A Master’s in Meteorology gives students the opportunity to gain technical and hands-on experience in addition to theoretical knowledge. This is especially true for applied meteorology programs such as the one at Plymouth State University in the US. Many programs are customised so that students can pursue areas of interest. Other program features often include:
- A thesis option and a non-thesis option.
- Collaborations with agencies such as the National Aeronautics and Space Administration and the National Oceanic and Atmospheric Administration (both in the US).
- Courses covering diverse topics such as air quality, computer-based advancements, aviation meteorology, atmospheric physics, climate theory and modeling, and much more.
- Exposure to other disciplines such as ocean engineering and environmental science.
The time required to complete a program depends on the school and on your educational background. At Plymouth State University, for example, some students finish the program in as little as 18 months. While many schools may offer online courses, many do have required in-person classes due to the need for experience with technology and meteorological tools.

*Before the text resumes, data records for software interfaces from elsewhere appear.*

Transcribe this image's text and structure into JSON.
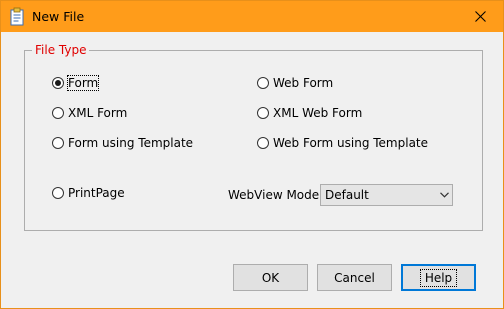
{
  "window": {
    "title": "New File",
    "accent_color": "#ff9c1a"
  },
  "group": {
    "legend": "File Type",
    "legend_color": "#e00000"
  },
  "radios": {
    "form": {
      "label": "Form",
      "checked": true
    },
    "web_form": {
      "label": "Web Form",
      "checked": false
    },
    "xml_form": {
      "label": "XML Form",
      "checked": false
    },
    "xml_web_form": {
      "label": "XML Web Form",
      "checked": false
    },
    "form_template": {
      "label": "Form using Template",
      "checked": false
    },
    "web_form_template": {
      "label": "Web Form using Template",
      "checked": false
    },
    "printpage": {
      "label": "PrintPage",
      "checked": false
    }
  },
  "webview": {
    "label": "WebView Mode:",
    "selected": "Default"
  },
  "buttons": {
    "ok": "OK",
    "cancel": "Cancel",
    "help": "Help"
  },
  "icons": {
    "title": "document-new-icon",
    "close": "close-icon",
    "dropdown": "chevron-down-icon"
  }
}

What Are the Benefits of Earning a Master’s in Meteorology?
Earning a Master’s in Meteorology can come with a host of benefits. One obvious benefit is the fact that students have ample worldwide programs and opportunities to choose from. Other benefits include:

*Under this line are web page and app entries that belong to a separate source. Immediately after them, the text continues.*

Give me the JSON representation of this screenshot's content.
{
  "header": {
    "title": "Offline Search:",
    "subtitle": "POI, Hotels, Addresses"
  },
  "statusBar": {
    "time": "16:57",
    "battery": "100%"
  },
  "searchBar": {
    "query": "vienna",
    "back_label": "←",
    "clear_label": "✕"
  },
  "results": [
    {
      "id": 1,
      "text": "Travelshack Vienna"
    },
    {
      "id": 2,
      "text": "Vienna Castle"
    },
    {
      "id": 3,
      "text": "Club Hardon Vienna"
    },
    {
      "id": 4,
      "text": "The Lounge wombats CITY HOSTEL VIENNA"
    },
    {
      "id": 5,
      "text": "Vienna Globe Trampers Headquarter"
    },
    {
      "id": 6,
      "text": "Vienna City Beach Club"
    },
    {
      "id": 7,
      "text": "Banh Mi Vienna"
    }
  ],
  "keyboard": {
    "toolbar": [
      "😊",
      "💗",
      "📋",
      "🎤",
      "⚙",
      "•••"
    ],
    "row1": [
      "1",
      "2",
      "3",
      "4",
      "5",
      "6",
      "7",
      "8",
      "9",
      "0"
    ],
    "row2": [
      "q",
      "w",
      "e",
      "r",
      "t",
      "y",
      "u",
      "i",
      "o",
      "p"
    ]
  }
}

- Pursuing specialised interests.
- Developing skills such as logic, writing, research, presentation and collaboration.
- Gaining expertise with state-of-the-art meteorological facilities.
- Studying under professors who hail from backgrounds such as radiative transfer, tropical meteorology and atmospheric turbulence.

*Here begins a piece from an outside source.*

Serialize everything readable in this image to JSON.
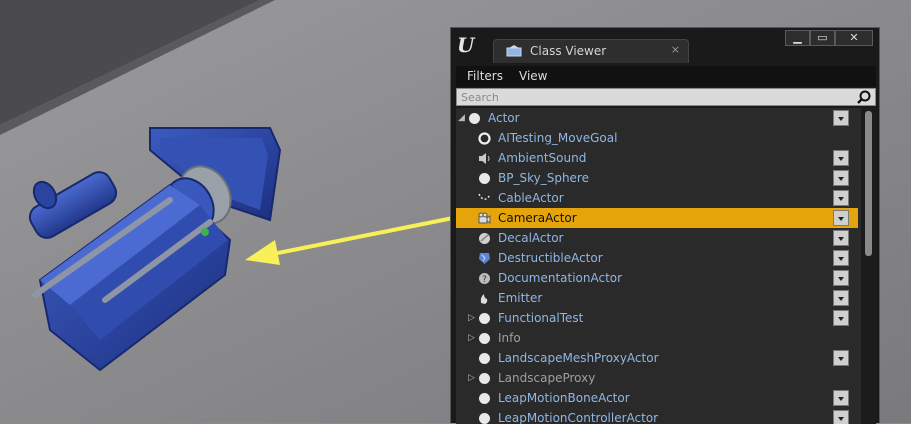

- Enhancing job prospects and salary possibilities compared with a Bachelor’s degree.
Job placement rates at many schools are close to 100 percent, and graduate fellowships are often available.
What Kind of Career Can You Expect with a Master’s in Meteorology?
A Master’s in Meteorology helps many students further their careers. Possible job titles could include:
- Military meteorologist
- Operational forecaster
- TV news weather forecaster
- Atmospheric researcher
- Consulting meteorologist
- Private sector meteorologist
- University meteorologist
To add more detail, a US federal government agency meteorologist could work for NOAA at, say, its National Severe Storms Laboratory in Oklahoma, or its Hurricane Research Division in Florida. Someone working in the hurricane division might observe and track hurricanes via live flights and via other tools. A research meteorologist could work for a wide range of employers, even farming organisations, to study areas such as climate change or severe weather.
Meteorologists have many exciting career opportunities, and numerous colleges and universities worldwide offer a Master’s degree program in Meteorology. Begin today to explore what could be a fascinating area of study for you.